“American History” by Judith Ortiz Cofer
“Once Upon a Time” by Nadine Gordimer
“Sweat” by Zora Neale Hurston
“The Garden of Forking Paths” by Jorge Luis Borges
“The Yellow Wallpaper” by Charlotte Perkins Gilman
“Dreams of a City on a Hill” by John Winthrop
The Crucible by Arthur Miller
“Declaration of Conscience” by Margaret Chase Smith “How Social Media Has Changed How We Consume the News” by Nicole Martin
“Is College Even Worth It? Is This Even the Right Question?” by Josipa Roksa and Richard Arum
“The Importance of a College Education” by Mark Heckler
“The Patriot Act: Protection Over Privacy” by Mike Kubic
“The Patriot Act Must Go: It Assaults Our Freedoms, Doesn’t Keep Us Safe” by Andrew Napolitano
“Jailing Kids? We Can Do Better” by the ACLU of Washington
“Adult Punishments for Juveniles” by Charles Stimson
“Let Nature Heal Climate and Biodiversity Crises, Say Campaigners” by Damian Carrington
“Maybe We’re Not Doomed After All” by Jon Gertner
Hamlet by William Shakespeare
Read and analyze short stories, with a focus on examining character, setting, symbolism, and theme.
Write a literary analysis of a short story.
Read The Crucible and examine how Miller develops themes about fear, corruption, and standing up to injustice.
Explain how Miller used The Crucible as a metaphor for the McCarthy hearings.
Write a scene in which you dramatize a real instance of injustice in society. Lead a group discussion on how people consume and perceive the news.
Read pairs of articles that take different perspectives on the same topic, then analyze how the authors of these articles convey their purpose and introduce, relate, and develop their central ideas.
Read Hamlet and explore how Shakespeare develops the plot and characters through dramatic elements.
Examine the elements of a Shakespearean tragedy and consider how they are applied in Hamlet.

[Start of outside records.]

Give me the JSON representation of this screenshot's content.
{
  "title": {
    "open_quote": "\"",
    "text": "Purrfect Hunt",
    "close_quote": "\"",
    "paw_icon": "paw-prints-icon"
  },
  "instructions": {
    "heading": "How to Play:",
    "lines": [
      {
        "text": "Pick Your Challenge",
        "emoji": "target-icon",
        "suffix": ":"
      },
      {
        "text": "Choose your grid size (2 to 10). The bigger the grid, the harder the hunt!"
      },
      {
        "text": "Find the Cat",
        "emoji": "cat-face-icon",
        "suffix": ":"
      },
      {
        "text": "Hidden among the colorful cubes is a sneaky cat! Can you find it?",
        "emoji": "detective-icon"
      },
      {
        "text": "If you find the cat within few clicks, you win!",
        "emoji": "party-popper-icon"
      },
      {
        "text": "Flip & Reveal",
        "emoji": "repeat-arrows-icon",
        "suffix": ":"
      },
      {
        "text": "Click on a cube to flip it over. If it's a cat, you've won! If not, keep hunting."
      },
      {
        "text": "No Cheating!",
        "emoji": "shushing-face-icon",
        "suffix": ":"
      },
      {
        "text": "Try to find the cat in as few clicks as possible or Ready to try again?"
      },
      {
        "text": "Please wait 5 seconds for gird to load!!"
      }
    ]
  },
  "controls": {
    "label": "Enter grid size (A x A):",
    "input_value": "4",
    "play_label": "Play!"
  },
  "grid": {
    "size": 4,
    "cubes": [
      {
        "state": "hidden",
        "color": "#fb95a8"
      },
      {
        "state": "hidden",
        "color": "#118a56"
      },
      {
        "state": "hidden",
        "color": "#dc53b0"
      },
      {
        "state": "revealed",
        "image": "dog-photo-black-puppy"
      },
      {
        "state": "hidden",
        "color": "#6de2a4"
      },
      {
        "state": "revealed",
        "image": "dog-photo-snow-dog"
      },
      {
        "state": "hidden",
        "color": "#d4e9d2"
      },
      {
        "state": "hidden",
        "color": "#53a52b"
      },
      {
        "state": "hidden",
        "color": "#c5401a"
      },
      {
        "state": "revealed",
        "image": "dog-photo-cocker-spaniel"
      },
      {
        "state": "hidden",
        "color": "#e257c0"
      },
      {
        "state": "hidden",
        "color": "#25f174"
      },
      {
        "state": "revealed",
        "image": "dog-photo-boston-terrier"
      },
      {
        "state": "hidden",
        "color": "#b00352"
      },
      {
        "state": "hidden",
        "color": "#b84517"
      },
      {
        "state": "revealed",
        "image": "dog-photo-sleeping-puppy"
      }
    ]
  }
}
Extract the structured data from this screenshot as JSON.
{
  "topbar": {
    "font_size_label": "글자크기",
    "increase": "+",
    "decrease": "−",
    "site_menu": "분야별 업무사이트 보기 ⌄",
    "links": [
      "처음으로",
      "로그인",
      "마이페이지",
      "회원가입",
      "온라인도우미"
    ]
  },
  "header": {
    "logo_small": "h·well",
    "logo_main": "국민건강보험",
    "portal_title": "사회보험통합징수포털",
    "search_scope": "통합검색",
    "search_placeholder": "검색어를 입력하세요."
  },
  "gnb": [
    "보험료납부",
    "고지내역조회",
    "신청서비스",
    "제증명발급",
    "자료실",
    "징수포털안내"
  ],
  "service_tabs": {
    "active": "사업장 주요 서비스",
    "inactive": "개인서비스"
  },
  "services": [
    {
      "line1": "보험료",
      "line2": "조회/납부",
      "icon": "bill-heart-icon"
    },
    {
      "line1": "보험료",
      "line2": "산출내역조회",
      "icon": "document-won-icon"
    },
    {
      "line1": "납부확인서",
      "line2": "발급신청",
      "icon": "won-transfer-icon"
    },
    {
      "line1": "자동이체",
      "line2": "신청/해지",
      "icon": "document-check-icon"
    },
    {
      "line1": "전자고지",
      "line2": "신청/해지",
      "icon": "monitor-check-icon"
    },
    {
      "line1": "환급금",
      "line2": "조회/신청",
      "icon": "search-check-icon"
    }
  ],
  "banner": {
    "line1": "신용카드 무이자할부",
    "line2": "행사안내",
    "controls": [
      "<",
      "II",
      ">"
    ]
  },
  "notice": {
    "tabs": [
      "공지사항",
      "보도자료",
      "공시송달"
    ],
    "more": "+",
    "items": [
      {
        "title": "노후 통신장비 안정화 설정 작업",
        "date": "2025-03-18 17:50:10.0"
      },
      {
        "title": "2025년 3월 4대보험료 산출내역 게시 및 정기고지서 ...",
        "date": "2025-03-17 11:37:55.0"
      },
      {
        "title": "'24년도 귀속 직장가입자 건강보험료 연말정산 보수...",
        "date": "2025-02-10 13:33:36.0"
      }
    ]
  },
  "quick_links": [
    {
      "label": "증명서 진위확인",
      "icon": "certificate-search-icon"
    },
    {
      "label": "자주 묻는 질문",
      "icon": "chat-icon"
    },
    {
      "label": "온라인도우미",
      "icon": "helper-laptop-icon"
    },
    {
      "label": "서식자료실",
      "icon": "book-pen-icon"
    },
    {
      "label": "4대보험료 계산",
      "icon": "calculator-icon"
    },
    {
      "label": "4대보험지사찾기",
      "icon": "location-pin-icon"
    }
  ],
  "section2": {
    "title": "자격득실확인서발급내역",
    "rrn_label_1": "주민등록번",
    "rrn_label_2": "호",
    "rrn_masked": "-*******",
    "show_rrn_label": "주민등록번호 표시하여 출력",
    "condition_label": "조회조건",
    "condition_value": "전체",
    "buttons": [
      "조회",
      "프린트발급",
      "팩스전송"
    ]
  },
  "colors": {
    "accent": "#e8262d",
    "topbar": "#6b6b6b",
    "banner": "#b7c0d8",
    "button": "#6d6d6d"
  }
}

Present an analysis of two interpretations of Hamlet by comparing and contrasting the interpretations with the original text.